Such, apparently, is the history of these singular repositories. They are not, properly speaking, extinct craters, but rather gigantic blow-holes, excavated catastrophically, refilled gradually. The core materials in each pipe' represent several pours.' Obvious traces are encountered as they are dug out of variously conditioned inflows. There were no overflows. The treasure-laden breccia did not spread aboveground. In a few cases it failed to reach the surface, and the including shafts were masked by pans,' or depressions. The gours' of Auvergne, and the maare' of the Eiffel, are examples of similar volcanic chimneys left vacant, or merely water-filled.
The South African mines are not very numerous. Four lie clustered together at Kimberley within a diameter of less than four miles-the Kimberley, the De Beers, Dutoitspan, and Bulfontein. The Wesselton, opened later, belongs to the same group. The Leicester is on the Vaal, but inside the boundary line of Cape Colony; while the Orange Free State owns the diggings at Kaffeefontein and at Jagersfontein, where the magnificent thousand carat' stone known as the 'Excelsior' was disinterred five hours before the expiry of Messrs. Wernher, Beit, and Company's contract for the total yield from the works. All the shafts have clean-cut walls, testifying to the violence of the explosions by which they were created; and the uptilting of the black shales elsewhere horizontal-forming their masonry, tells the same story. They are, moreover, quite unchanged by metamorphic influences, so that the conclusion may bo reiterated that here gas-and-water eruptions only were concerned.
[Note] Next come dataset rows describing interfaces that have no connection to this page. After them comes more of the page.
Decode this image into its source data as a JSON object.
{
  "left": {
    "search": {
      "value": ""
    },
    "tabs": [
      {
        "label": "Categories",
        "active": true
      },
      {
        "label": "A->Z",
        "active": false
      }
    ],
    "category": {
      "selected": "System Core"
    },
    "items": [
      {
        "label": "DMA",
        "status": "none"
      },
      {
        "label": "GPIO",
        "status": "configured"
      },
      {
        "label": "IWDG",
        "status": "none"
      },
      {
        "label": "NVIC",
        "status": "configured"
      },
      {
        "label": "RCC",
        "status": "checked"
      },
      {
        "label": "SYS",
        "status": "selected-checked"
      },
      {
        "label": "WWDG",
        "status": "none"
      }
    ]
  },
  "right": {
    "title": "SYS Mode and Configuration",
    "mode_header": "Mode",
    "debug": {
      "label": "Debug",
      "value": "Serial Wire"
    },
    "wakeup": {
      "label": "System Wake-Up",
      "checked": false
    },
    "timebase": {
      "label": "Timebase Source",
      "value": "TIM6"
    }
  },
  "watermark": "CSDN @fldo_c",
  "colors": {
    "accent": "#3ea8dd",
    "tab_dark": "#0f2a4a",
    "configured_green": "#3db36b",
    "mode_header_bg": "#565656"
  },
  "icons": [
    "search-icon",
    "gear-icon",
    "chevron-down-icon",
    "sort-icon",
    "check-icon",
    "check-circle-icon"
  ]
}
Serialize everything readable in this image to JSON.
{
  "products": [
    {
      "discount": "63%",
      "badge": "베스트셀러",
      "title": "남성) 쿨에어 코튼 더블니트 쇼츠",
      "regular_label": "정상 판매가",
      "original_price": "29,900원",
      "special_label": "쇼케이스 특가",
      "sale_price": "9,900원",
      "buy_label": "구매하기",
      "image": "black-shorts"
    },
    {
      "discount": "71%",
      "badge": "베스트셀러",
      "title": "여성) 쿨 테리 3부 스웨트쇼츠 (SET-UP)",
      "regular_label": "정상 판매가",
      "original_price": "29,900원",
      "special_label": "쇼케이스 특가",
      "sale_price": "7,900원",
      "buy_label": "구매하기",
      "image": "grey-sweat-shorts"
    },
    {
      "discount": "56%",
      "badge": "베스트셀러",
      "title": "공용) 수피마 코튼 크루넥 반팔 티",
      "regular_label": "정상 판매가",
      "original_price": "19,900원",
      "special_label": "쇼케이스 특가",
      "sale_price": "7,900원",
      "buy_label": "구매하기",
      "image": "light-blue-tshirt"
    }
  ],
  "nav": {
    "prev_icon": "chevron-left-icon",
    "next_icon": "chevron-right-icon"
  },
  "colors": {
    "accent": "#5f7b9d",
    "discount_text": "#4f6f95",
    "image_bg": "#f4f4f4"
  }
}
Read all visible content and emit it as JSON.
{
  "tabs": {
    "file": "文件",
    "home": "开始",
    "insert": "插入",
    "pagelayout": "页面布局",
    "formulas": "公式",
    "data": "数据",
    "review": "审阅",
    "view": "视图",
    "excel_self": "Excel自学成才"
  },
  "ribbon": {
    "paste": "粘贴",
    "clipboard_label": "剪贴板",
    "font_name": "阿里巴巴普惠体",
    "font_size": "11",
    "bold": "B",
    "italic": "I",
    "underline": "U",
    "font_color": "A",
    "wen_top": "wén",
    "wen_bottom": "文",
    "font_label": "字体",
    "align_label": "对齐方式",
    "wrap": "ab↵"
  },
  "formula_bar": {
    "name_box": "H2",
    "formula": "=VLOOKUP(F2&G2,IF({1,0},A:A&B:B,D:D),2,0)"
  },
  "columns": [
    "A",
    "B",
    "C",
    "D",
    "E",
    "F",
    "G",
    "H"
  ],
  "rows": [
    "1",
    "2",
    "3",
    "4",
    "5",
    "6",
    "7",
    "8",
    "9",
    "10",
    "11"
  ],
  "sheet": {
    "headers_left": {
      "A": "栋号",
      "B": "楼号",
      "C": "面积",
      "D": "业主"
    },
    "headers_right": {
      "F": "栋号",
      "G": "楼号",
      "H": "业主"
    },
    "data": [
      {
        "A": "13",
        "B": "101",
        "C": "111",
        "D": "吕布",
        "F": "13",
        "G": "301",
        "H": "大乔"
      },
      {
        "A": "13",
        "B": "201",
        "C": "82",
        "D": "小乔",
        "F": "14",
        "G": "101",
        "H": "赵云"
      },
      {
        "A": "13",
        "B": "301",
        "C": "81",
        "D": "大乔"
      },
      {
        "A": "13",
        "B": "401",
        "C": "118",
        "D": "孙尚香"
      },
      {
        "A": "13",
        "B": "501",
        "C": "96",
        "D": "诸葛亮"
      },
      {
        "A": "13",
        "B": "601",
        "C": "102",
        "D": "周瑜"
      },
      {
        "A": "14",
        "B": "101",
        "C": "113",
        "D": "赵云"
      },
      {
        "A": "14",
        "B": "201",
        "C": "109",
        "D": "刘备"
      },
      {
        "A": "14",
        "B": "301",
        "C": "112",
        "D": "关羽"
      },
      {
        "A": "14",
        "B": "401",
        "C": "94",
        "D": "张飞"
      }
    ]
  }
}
Among the mineral species brought upwards by them are olivine, augite, bronzite, garnet, mica, zircon, titanic and chromic iron. The absence of gold is noteworthy. Diamonds